(TASK TO COMPLETE): Present an exact copy of each line below.

Data about app and page elements:

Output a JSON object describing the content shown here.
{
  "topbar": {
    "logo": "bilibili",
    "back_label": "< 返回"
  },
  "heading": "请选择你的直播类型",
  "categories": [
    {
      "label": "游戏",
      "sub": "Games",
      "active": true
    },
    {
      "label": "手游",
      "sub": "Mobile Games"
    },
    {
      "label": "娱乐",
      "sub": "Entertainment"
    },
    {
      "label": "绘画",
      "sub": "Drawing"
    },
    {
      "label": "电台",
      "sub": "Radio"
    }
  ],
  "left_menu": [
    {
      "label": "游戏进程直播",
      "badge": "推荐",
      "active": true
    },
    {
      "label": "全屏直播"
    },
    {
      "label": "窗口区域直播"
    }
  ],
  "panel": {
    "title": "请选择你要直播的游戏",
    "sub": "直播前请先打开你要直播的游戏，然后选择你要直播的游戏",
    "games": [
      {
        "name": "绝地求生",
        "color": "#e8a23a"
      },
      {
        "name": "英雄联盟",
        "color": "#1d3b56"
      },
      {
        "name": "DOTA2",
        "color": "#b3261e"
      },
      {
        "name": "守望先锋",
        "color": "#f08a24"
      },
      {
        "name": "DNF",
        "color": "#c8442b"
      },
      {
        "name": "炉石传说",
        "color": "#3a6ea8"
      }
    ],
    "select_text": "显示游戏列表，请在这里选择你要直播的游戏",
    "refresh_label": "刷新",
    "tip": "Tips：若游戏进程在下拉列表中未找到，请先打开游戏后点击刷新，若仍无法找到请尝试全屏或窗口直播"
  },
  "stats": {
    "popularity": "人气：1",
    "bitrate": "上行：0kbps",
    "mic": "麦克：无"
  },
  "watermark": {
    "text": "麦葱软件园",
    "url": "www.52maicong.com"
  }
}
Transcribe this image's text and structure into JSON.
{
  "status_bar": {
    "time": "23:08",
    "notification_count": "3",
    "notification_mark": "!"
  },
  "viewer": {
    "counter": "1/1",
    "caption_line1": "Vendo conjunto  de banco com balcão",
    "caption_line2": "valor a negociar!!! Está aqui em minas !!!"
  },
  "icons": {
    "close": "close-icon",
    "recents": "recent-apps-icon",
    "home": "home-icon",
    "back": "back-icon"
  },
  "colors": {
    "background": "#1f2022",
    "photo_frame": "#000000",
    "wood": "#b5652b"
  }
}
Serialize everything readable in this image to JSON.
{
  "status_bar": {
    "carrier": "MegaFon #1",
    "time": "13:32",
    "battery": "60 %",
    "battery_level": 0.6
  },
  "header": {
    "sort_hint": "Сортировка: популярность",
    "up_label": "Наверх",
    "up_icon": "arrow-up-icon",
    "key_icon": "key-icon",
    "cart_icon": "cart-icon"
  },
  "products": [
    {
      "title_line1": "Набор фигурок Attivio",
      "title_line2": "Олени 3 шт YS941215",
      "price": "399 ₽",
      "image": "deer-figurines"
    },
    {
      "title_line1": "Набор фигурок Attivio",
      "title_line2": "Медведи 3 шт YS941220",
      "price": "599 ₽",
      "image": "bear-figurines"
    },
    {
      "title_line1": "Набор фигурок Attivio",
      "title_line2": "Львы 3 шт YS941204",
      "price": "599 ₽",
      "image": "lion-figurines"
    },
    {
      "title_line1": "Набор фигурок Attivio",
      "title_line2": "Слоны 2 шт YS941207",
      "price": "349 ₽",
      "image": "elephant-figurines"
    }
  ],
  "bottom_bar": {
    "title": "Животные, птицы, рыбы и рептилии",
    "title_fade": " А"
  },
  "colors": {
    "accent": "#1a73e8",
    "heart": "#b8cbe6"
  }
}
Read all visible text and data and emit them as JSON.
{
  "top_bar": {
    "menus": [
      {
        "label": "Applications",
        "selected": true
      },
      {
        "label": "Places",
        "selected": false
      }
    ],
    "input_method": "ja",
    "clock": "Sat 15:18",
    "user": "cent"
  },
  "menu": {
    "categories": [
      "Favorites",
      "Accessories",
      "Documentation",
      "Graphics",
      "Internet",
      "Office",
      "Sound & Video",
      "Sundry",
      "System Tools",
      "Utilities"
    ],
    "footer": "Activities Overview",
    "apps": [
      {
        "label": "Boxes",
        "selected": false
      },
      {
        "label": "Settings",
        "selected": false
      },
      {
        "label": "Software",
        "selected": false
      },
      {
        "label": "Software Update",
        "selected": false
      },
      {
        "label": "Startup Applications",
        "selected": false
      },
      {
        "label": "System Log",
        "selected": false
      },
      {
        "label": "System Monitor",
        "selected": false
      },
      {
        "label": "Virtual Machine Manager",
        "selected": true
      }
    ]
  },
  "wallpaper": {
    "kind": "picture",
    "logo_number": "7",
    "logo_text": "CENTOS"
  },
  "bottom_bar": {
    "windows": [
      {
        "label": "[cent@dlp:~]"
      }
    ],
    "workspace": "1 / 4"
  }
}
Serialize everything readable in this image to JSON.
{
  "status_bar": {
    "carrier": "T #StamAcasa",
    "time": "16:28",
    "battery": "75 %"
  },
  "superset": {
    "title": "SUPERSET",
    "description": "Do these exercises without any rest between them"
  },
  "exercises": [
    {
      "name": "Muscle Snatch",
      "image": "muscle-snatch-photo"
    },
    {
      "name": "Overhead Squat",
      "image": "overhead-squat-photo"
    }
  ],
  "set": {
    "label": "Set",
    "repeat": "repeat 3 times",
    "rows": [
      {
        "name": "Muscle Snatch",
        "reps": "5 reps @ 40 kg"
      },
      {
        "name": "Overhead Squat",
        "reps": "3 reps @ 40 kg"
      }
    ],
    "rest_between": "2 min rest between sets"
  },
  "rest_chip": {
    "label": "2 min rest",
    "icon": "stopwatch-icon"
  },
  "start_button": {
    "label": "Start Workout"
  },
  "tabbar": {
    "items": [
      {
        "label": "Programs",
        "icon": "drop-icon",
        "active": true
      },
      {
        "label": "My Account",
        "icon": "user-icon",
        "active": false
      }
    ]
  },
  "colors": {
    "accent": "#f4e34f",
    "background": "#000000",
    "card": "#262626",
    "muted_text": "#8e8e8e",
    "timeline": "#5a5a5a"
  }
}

(RESPONSE FOR THIS EXERCISE):
Output a JSON object describing the content shown here.
{
  "topbar": {
    "logo": "bilibili",
    "back_label": "< 返回"
  },
  "heading": "请选择你的直播类型",
  "categories": [
    {
      "label": "游戏",
      "sub": "Games",
      "active": true
    },
    {
      "label": "手游",
      "sub": "Mobile Games"
    },
    {
      "label": "娱乐",
      "sub": "Entertainment"
    },
    {
      "label": "绘画",
      "sub": "Drawing"
    },
    {
      "label": "电台",
      "sub": "Radio"
    }
  ],
  "left_menu": [
    {
      "label": "游戏进程直播",
      "badge": "推荐",
      "active": true
    },
    {
      "label": "全屏直播"
    },
    {
      "label": "窗口区域直播"
    }
  ],
  "panel": {
    "title": "请选择你要直播的游戏",
    "sub": "直播前请先打开你要直播的游戏，然后选择你要直播的游戏",
    "games": [
      {
        "name": "绝地求生",
        "color": "#e8a23a"
      },
      {
        "name": "英雄联盟",
        "color": "#1d3b56"
      },
      {
        "name": "DOTA2",
        "color": "#b3261e"
      },
      {
        "name": "守望先锋",
        "color": "#f08a24"
      },
      {
        "name": "DNF",
        "color": "#c8442b"
      },
      {
        "name": "炉石传说",
        "color": "#3a6ea8"
      }
    ],
    "select_text": "显示游戏列表，请在这里选择你要直播的游戏",
    "refresh_label": "刷新",
    "tip": "Tips：若游戏进程在下拉列表中未找到，请先打开游戏后点击刷新，若仍无法找到请尝试全屏或窗口直播"
  },
  "stats": {
    "popularity": "人气：1",
    "bitrate": "上行：0kbps",
    "mic": "麦克：无"
  },
  "watermark": {
    "text": "麦葱软件园",
    "url": "www.52maicong.com"
  }
}
Transcribe this image's text and structure into JSON.
{
  "status_bar": {
    "time": "23:08",
    "notification_count": "3",
    "notification_mark": "!"
  },
  "viewer": {
    "counter": "1/1",
    "caption_line1": "Vendo conjunto  de banco com balcão",
    "caption_line2": "valor a negociar!!! Está aqui em minas !!!"
  },
  "icons": {
    "close": "close-icon",
    "recents": "recent-apps-icon",
    "home": "home-icon",
    "back": "back-icon"
  },
  "colors": {
    "background": "#1f2022",
    "photo_frame": "#000000",
    "wood": "#b5652b"
  }
}
Serialize everything readable in this image to JSON.
{
  "status_bar": {
    "carrier": "MegaFon #1",
    "time": "13:32",
    "battery": "60 %",
    "battery_level": 0.6
  },
  "header": {
    "sort_hint": "Сортировка: популярность",
    "up_label": "Наверх",
    "up_icon": "arrow-up-icon",
    "key_icon": "key-icon",
    "cart_icon": "cart-icon"
  },
  "products": [
    {
      "title_line1": "Набор фигурок Attivio",
      "title_line2": "Олени 3 шт YS941215",
      "price": "399 ₽",
      "image": "deer-figurines"
    },
    {
      "title_line1": "Набор фигурок Attivio",
      "title_line2": "Медведи 3 шт YS941220",
      "price": "599 ₽",
      "image": "bear-figurines"
    },
    {
      "title_line1": "Набор фигурок Attivio",
      "title_line2": "Львы 3 шт YS941204",
      "price": "599 ₽",
      "image": "lion-figurines"
    },
    {
      "title_line1": "Набор фигурок Attivio",
      "title_line2": "Слоны 2 шт YS941207",
      "price": "349 ₽",
      "image": "elephant-figurines"
    }
  ],
  "bottom_bar": {
    "title": "Животные, птицы, рыбы и рептилии",
    "title_fade": " А"
  },
  "colors": {
    "accent": "#1a73e8",
    "heart": "#b8cbe6"
  }
}
Read all visible text and data and emit them as JSON.
{
  "top_bar": {
    "menus": [
      {
        "label": "Applications",
        "selected": true
      },
      {
        "label": "Places",
        "selected": false
      }
    ],
    "input_method": "ja",
    "clock": "Sat 15:18",
    "user": "cent"
  },
  "menu": {
    "categories": [
      "Favorites",
      "Accessories",
      "Documentation",
      "Graphics",
      "Internet",
      "Office",
      "Sound & Video",
      "Sundry",
      "System Tools",
      "Utilities"
    ],
    "footer": "Activities Overview",
    "apps": [
      {
        "label": "Boxes",
        "selected": false
      },
      {
        "label": "Settings",
        "selected": false
      },
      {
        "label": "Software",
        "selected": false
      },
      {
        "label": "Software Update",
        "selected": false
      },
      {
        "label": "Startup Applications",
        "selected": false
      },
      {
        "label": "System Log",
        "selected": false
      },
      {
        "label": "System Monitor",
        "selected": false
      },
      {
        "label": "Virtual Machine Manager",
        "selected": true
      }
    ]
  },
  "wallpaper": {
    "kind": "picture",
    "logo_number": "7",
    "logo_text": "CENTOS"
  },
  "bottom_bar": {
    "windows": [
      {
        "label": "[cent@dlp:~]"
      }
    ],
    "workspace": "1 / 4"
  }
}
Serialize everything readable in this image to JSON.
{
  "status_bar": {
    "carrier": "T #StamAcasa",
    "time": "16:28",
    "battery": "75 %"
  },
  "superset": {
    "title": "SUPERSET",
    "description": "Do these exercises without any rest between them"
  },
  "exercises": [
    {
      "name": "Muscle Snatch",
      "image": "muscle-snatch-photo"
    },
    {
      "name": "Overhead Squat",
      "image": "overhead-squat-photo"
    }
  ],
  "set": {
    "label": "Set",
    "repeat": "repeat 3 times",
    "rows": [
      {
        "name": "Muscle Snatch",
        "reps": "5 reps @ 40 kg"
      },
      {
        "name": "Overhead Squat",
        "reps": "3 reps @ 40 kg"
      }
    ],
    "rest_between": "2 min rest between sets"
  },
  "rest_chip": {
    "label": "2 min rest",
    "icon": "stopwatch-icon"
  },
  "start_button": {
    "label": "Start Workout"
  },
  "tabbar": {
    "items": [
      {
        "label": "Programs",
        "icon": "drop-icon",
        "active": true
      },
      {
        "label": "My Account",
        "icon": "user-icon",
        "active": false
      }
    ]
  },
  "colors": {
    "accent": "#f4e34f",
    "background": "#000000",
    "card": "#262626",
    "muted_text": "#8e8e8e",
    "timeline": "#5a5a5a"
  }
}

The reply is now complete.